This increase in unemployment, recognized by the CBO and most economists, is contrary to false claims by journalists like Kevin Drum of Mother Jones, who argues that there is an “almost unanimous consensus” among economists that minimum wage increases “don’t have any noticeable effect on unemployment.” Similar false claims get peddled by liberal newspapers to the electorate when they endorse ballot initiatives to increase the minimum wage, leaving voters with the misleading impression that minimum wage increases are a free lunch.
But they are not: they impose very real costs on consumers, employers, and workers. Minimum wage increases drive up the price of items purchased by people of modest means while harming the least skilled workers.

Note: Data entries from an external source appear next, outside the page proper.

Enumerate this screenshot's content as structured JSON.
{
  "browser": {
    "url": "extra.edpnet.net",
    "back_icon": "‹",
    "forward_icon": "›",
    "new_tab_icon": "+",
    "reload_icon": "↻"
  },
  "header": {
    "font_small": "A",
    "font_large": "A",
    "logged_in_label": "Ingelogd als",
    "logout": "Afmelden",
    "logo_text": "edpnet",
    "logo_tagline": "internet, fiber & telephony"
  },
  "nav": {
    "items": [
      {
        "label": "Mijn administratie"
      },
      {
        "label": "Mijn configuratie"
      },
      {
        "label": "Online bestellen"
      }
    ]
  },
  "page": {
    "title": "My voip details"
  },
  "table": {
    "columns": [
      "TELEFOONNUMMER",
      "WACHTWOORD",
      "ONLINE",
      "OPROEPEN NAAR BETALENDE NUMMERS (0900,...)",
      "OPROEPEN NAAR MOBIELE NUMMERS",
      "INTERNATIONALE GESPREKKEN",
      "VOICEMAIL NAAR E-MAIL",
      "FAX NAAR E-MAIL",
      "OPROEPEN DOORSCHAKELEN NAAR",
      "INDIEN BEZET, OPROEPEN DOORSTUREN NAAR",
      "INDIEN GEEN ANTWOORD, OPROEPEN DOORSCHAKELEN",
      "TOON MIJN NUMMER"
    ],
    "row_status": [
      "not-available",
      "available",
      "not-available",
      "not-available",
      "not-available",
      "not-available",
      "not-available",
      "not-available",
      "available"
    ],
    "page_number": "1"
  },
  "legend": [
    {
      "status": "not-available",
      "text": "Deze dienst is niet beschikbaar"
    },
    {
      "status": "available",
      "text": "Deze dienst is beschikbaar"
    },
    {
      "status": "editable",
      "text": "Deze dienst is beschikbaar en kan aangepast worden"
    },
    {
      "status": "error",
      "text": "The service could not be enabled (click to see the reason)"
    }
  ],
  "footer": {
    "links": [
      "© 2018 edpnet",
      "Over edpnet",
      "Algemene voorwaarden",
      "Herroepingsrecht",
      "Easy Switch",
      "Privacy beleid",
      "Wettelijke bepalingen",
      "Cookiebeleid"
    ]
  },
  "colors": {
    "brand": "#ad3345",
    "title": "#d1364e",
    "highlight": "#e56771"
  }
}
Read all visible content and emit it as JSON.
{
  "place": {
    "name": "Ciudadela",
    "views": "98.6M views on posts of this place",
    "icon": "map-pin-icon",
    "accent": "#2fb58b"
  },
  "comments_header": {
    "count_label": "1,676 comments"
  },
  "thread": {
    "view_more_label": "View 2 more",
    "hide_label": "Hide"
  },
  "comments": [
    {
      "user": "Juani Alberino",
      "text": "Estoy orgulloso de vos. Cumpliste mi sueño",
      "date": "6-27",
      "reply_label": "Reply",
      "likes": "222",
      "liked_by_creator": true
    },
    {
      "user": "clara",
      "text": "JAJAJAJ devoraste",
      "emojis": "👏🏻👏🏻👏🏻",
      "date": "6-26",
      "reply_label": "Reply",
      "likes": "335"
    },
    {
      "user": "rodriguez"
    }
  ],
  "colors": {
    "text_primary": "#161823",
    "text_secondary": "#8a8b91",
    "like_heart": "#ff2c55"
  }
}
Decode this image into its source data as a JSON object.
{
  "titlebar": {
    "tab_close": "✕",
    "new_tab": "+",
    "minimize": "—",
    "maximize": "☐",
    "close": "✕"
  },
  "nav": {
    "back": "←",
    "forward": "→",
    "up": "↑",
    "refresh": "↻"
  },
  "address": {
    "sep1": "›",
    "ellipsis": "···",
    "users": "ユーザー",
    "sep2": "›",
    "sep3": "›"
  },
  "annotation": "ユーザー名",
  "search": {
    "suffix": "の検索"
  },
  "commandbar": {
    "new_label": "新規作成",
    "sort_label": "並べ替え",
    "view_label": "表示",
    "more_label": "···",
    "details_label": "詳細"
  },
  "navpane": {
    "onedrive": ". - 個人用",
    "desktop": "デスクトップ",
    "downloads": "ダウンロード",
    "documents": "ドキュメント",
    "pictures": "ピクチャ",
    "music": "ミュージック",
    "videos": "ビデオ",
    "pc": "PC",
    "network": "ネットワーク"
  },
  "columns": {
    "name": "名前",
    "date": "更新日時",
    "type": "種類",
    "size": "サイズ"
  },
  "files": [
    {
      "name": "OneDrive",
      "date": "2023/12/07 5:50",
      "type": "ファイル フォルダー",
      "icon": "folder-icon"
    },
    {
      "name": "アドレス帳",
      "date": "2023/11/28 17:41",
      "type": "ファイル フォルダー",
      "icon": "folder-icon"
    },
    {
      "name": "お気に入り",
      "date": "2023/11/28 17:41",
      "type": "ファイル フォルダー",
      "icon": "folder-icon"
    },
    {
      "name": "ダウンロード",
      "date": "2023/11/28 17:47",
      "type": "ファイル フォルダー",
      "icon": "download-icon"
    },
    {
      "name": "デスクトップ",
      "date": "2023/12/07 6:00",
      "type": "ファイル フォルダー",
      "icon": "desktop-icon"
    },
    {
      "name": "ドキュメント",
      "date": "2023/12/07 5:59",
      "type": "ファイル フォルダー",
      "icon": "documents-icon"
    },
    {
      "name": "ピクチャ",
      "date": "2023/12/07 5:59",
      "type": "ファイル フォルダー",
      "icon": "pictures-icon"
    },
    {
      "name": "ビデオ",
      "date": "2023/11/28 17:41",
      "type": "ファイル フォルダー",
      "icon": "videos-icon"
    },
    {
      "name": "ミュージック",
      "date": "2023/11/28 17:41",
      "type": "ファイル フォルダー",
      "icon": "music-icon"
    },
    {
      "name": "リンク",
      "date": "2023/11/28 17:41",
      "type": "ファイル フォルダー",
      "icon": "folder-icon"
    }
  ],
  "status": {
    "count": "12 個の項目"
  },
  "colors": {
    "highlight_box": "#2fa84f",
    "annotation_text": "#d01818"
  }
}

On the bright side, notes Marc Scribner of the Competitive Enterprise Institute, voters also rejected three wasteful rail projects backed by local politicians and liberal media:
In Austin, Texas, 57 percent of voters rejected Proposition 1, which would have funded a $1.4 billion, 9.5-mile light rail line, in addition to $400 million in road intersection improvements. Randal O’Toole of the Cato Institute produced a devastating review of the so-called “Project Connect.” Project Connect was so nonsensical that the light rail boondoggle was even opposed by numerous transit advocates.
In Seattle, Washington, voters rejected Citizen Petition 1 by over 80 percent, which called for creating a $5 car-tab tax that would be used to spend $2 million annually on a “Century Transportation Authority,” which would have served as a government-sponsored monorail booster.
Finally, in Pinellas County, Florida, a proposed $2.2 billion Greenlight Pinellas transit package, which included a $1.6 billion, 24-mile light rail line that would have connected St. Petersburg to Clearwater by increasing the sales tax from 7 to 8 percent, was rejected by 62 percent of voters. Despite every major government, corporate, and media entity in the Tampa Bay region loudly supporting Greenlight Pinellas, voters recognized the high-cost, low-value proposition posed to them and acted accordingly.